# What needs to be done
All the data should be printed again exactly as written.
Segment Start: Material supplied
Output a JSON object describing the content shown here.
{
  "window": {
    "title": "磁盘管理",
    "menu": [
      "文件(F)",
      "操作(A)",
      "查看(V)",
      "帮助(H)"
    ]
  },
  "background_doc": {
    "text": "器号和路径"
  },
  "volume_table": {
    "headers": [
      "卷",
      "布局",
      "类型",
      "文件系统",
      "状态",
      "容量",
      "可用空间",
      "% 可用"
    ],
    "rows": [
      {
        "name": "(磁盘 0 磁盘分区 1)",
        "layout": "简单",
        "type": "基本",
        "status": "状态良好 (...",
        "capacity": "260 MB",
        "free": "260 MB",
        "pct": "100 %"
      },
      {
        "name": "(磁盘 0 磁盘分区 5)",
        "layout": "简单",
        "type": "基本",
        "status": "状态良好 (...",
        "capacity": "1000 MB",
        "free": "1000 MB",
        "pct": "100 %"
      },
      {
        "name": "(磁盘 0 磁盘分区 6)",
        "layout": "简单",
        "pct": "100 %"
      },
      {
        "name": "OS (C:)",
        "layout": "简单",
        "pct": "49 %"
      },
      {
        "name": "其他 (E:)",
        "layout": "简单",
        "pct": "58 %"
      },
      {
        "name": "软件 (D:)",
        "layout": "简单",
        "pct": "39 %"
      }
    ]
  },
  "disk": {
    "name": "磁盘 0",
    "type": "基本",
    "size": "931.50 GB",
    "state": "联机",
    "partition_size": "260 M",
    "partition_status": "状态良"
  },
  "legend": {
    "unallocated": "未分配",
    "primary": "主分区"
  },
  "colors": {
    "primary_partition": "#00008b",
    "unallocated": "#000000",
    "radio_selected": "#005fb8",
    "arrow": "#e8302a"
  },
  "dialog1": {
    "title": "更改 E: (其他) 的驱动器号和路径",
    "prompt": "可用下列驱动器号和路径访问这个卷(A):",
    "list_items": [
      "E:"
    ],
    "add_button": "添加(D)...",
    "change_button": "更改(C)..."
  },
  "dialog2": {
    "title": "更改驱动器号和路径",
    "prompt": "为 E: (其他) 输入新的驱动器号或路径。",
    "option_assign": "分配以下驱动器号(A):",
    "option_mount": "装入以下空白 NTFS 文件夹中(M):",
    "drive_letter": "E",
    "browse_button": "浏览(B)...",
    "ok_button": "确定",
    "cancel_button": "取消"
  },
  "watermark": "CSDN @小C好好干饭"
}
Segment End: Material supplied
# Result below
Output a JSON object describing the content shown here.
{
  "window": {
    "title": "磁盘管理",
    "menu": [
      "文件(F)",
      "操作(A)",
      "查看(V)",
      "帮助(H)"
    ]
  },
  "background_doc": {
    "text": "器号和路径"
  },
  "volume_table": {
    "headers": [
      "卷",
      "布局",
      "类型",
      "文件系统",
      "状态",
      "容量",
      "可用空间",
      "% 可用"
    ],
    "rows": [
      {
        "name": "(磁盘 0 磁盘分区 1)",
        "layout": "简单",
        "type": "基本",
        "status": "状态良好 (...",
        "capacity": "260 MB",
        "free": "260 MB",
        "pct": "100 %"
      },
      {
        "name": "(磁盘 0 磁盘分区 5)",
        "layout": "简单",
        "type": "基本",
        "status": "状态良好 (...",
        "capacity": "1000 MB",
        "free": "1000 MB",
        "pct": "100 %"
      },
      {
        "name": "(磁盘 0 磁盘分区 6)",
        "layout": "简单",
        "pct": "100 %"
      },
      {
        "name": "OS (C:)",
        "layout": "简单",
        "pct": "49 %"
      },
      {
        "name": "其他 (E:)",
        "layout": "简单",
        "pct": "58 %"
      },
      {
        "name": "软件 (D:)",
        "layout": "简单",
        "pct": "39 %"
      }
    ]
  },
  "disk": {
    "name": "磁盘 0",
    "type": "基本",
    "size": "931.50 GB",
    "state": "联机",
    "partition_size": "260 M",
    "partition_status": "状态良"
  },
  "legend": {
    "unallocated": "未分配",
    "primary": "主分区"
  },
  "colors": {
    "primary_partition": "#00008b",
    "unallocated": "#000000",
    "radio_selected": "#005fb8",
    "arrow": "#e8302a"
  },
  "dialog1": {
    "title": "更改 E: (其他) 的驱动器号和路径",
    "prompt": "可用下列驱动器号和路径访问这个卷(A):",
    "list_items": [
      "E:"
    ],
    "add_button": "添加(D)...",
    "change_button": "更改(C)..."
  },
  "dialog2": {
    "title": "更改驱动器号和路径",
    "prompt": "为 E: (其他) 输入新的驱动器号或路径。",
    "option_assign": "分配以下驱动器号(A):",
    "option_mount": "装入以下空白 NTFS 文件夹中(M):",
    "drive_letter": "E",
    "browse_button": "浏览(B)...",
    "ok_button": "确定",
    "cancel_button": "取消"
  },
  "watermark": "CSDN @小C好好干饭"
}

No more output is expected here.